TO establish influence within a team, workers must first gain respect – a goal that can be realised both in the office and while working from home.
Experts suggest aspiring influencers focus on becoming an expert in their field, building relationships and networks, curating a professional personal brand, and finding a mentor.
Adelaide Business Advice and Consulting founder Andrew Chenoweth said mentorship was key to establishing workplace respect and influence and urged people to not let this fall by the wayside while social distancing during the COVID-19 pandemic.
“(New employees should find) a mentor in the workplace, someone who can guide and show them the way and allow communication and the ability to work collaboratively,” he said.
Mr Chenoweth has continued to meet virtually with mentees from UniSA’s Business Career Mentor Program and Business SA throughout the pandemic but plans to revert to in-person catch-ups now that social distancing restrictions are easing.
He urged workers to keep building professional relationships while working remotely by dialling into virtual happy hours on Friday nights or by organising walking meetings.
“Go for a walk and discuss a project to get some fresh air and get away from the screen,” he said.
“Even though we have restrictions, there are still opportunities – it’s still possible to have face-to-face conversations.
“Keep some distance away but at least you can get out and have a power-walking session.”
As a mentor, he encourages his mentees to become influencers by writing articles and journals and publishing them on sites such as LinkedIn.
“(They should) use social media to promote what they intend to achieve within the workplace,” he said.
SEEK resident psychologist Sabina Read said there were two parts to gaining respect at work – having the technical skills and knowledge to do your job well, and having the self-belief that convinces others to believe in you, too.

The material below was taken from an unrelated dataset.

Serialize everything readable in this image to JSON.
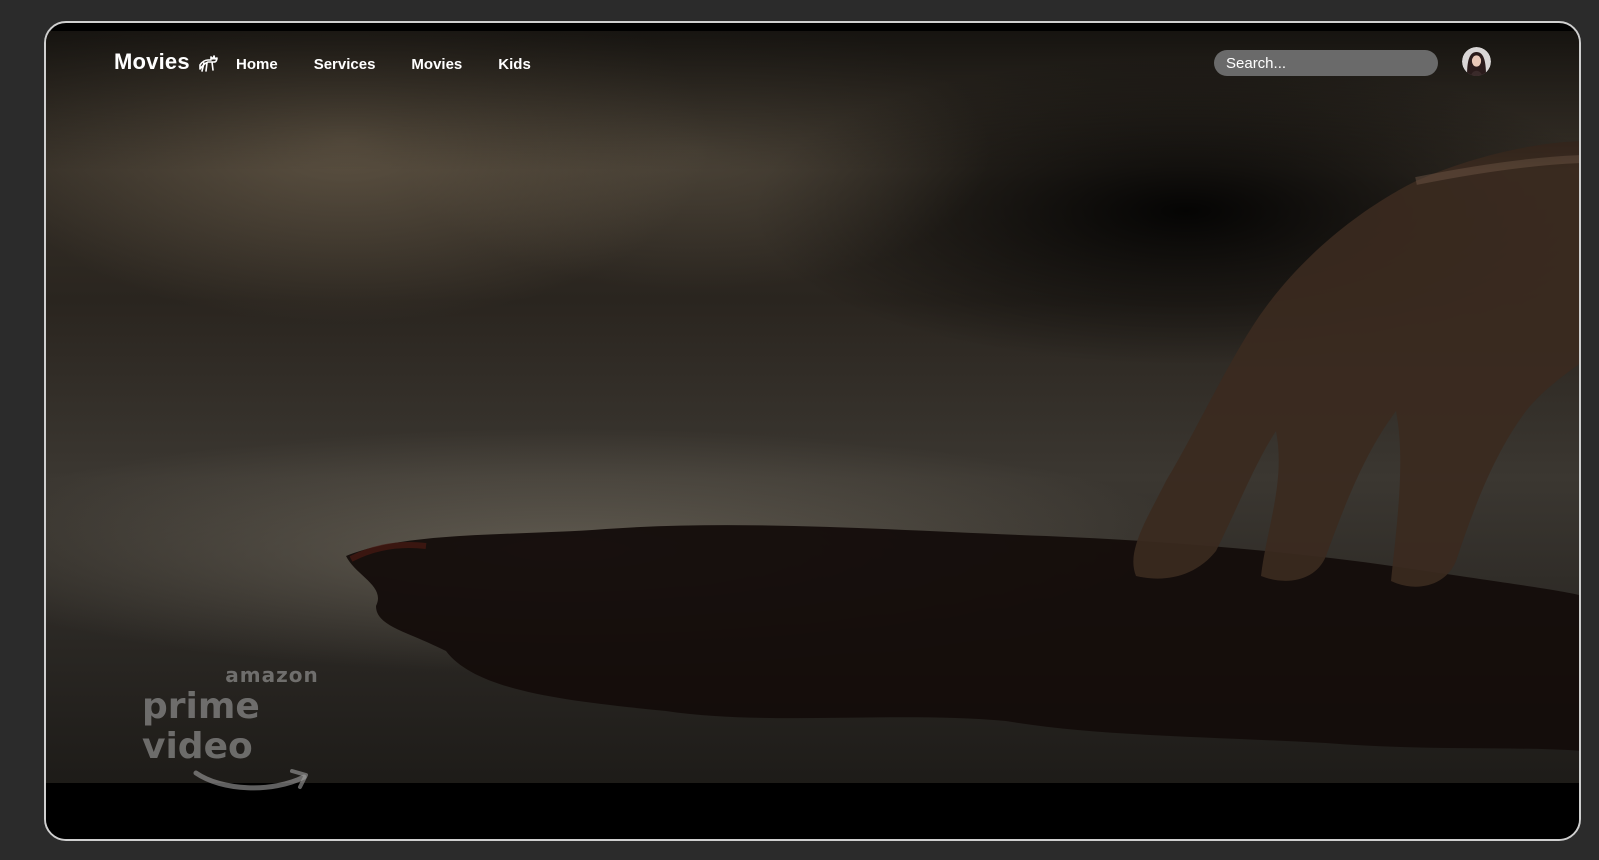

“It’s your mindset but also what is in your tool kit,” she said. “When we carry ourselves in a certain way, people organically notice us.

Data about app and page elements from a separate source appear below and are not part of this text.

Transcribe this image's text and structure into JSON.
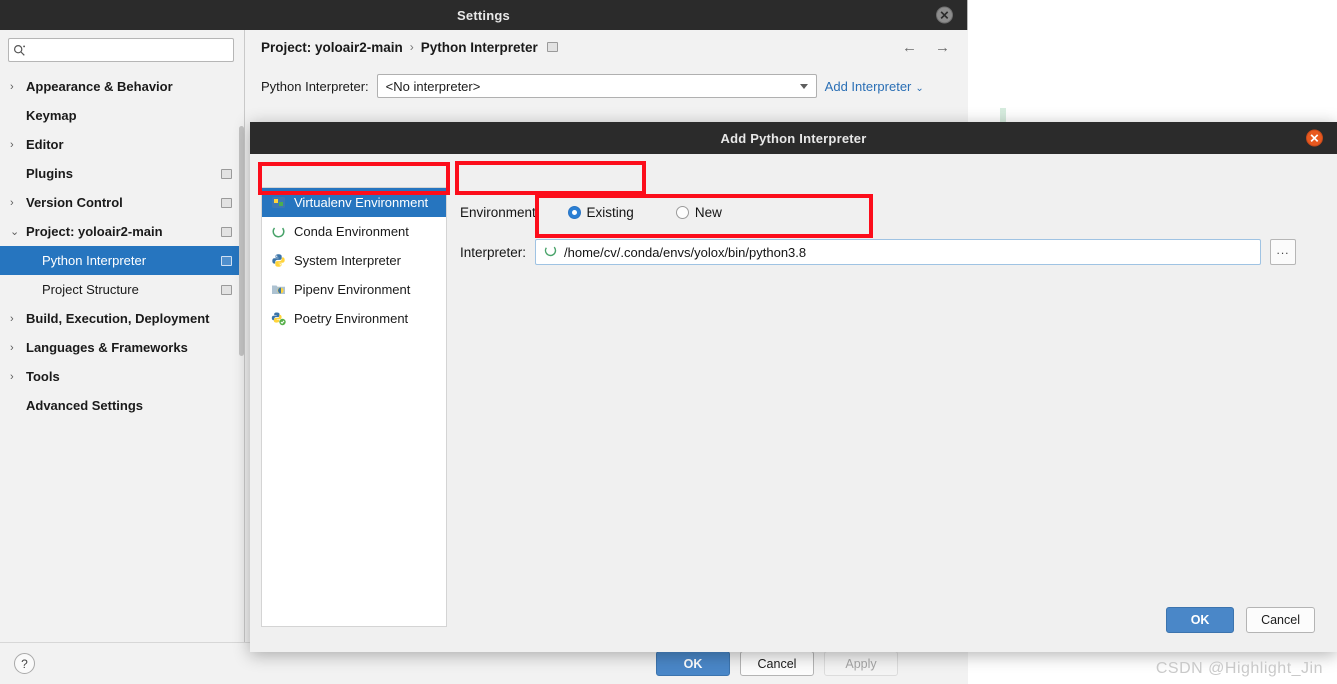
{
  "settings_window": {
    "title": "Settings",
    "close_icon": "close-icon",
    "search": {
      "value": "",
      "placeholder": "",
      "icon": "search-icon"
    },
    "sidebar": {
      "items": [
        {
          "label": "Appearance & Behavior",
          "arrow": "›",
          "level": 0,
          "selected": false,
          "tag": false
        },
        {
          "label": "Keymap",
          "arrow": "",
          "level": 0,
          "selected": false,
          "tag": false
        },
        {
          "label": "Editor",
          "arrow": "›",
          "level": 0,
          "selected": false,
          "tag": false
        },
        {
          "label": "Plugins",
          "arrow": "",
          "level": 0,
          "selected": false,
          "tag": true
        },
        {
          "label": "Version Control",
          "arrow": "›",
          "level": 0,
          "selected": false,
          "tag": true
        },
        {
          "label": "Project: yoloair2-main",
          "arrow": "⌄",
          "level": 0,
          "selected": false,
          "tag": true
        },
        {
          "label": "Python Interpreter",
          "arrow": "",
          "level": 1,
          "selected": true,
          "tag": true
        },
        {
          "label": "Project Structure",
          "arrow": "",
          "level": 1,
          "selected": false,
          "tag": true
        },
        {
          "label": "Build, Execution, Deployment",
          "arrow": "›",
          "level": 0,
          "selected": false,
          "tag": false
        },
        {
          "label": "Languages & Frameworks",
          "arrow": "›",
          "level": 0,
          "selected": false,
          "tag": false
        },
        {
          "label": "Tools",
          "arrow": "›",
          "level": 0,
          "selected": false,
          "tag": false
        },
        {
          "label": "Advanced Settings",
          "arrow": "",
          "level": 0,
          "selected": false,
          "tag": false
        }
      ]
    },
    "main": {
      "breadcrumb": {
        "project": "Project: yoloair2-main",
        "separator": "›",
        "page": "Python Interpreter"
      },
      "nav": {
        "back_icon": "arrow-left-icon",
        "forward_icon": "arrow-right-icon"
      },
      "interpreter_label": "Python Interpreter:",
      "interpreter_value": "<No interpreter>",
      "add_interpreter_label": "Add Interpreter",
      "add_interpreter_caret": "⌄"
    },
    "footer": {
      "help_label": "?",
      "ok_label": "OK",
      "cancel_label": "Cancel",
      "apply_label": "Apply"
    }
  },
  "dialog": {
    "title": "Add Python Interpreter",
    "close_icon": "close-icon",
    "env_list": [
      {
        "label": "Virtualenv Environment",
        "icon": "virtualenv-icon",
        "selected": true
      },
      {
        "label": "Conda Environment",
        "icon": "conda-icon",
        "selected": false
      },
      {
        "label": "System Interpreter",
        "icon": "python-icon",
        "selected": false
      },
      {
        "label": "Pipenv Environment",
        "icon": "pipenv-icon",
        "selected": false
      },
      {
        "label": "Poetry Environment",
        "icon": "poetry-icon",
        "selected": false
      }
    ],
    "environment_label": "Environment:",
    "radio_existing": "Existing",
    "radio_new": "New",
    "radio_selected": "Existing",
    "interpreter_label": "Interpreter:",
    "interpreter_path": "/home/cv/.conda/envs/yolox/bin/python3.8",
    "browse_label": "...",
    "ok_label": "OK",
    "cancel_label": "Cancel"
  },
  "background": {
    "hint_text": ""
  },
  "watermark": "CSDN @Highlight_Jin",
  "colors": {
    "accent_blue": "#2675bf",
    "button_blue": "#4a87c8",
    "annotation_red": "#fc0d1b",
    "titlebar_dark": "#2b2b2b",
    "close_orange": "#e8591f"
  }
}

“It’s not about jumping up and down like a toddler trying to get our parents’ attention.”
A SEEK poll of about 2800 Twitter users found just 46 per cent of workers felt respected by their manager and their colleagues. Others felt respected by only their manager (15 per cent) or only their colleagues (4 per cent) but 35 per cent did not get this vibe from either.
Ms Read said respect could then lead to influence as people typically followed those they liked.
“Listen, be curious and open and interested in other people’s views instead of arriving with all the answers,” she said.
“Once people feel listened to, it’s easier to influence them.”
Workplace expert and author of Step Up: How to Build Your Influence at Work Michelle Gibbings said it was important workers understood how they were seen by others.
“All the time, you are managing your brand and reputation,” she said.
“If you have a good brand, it’s far easier to have traction and get things done.”
Ms Gibbings also recommended workers dedicate time to their networks.
“People who have influence have relationships at all levels, know who the decision makers are, understand how those relationships work and build constructive relationships there,” she said.
“They have people they can go to for advice and guidance.”
MENTOR: Andrew Chenoweth with business students Jamil M. Ameen, Jaimee Green and Angela Rizovski.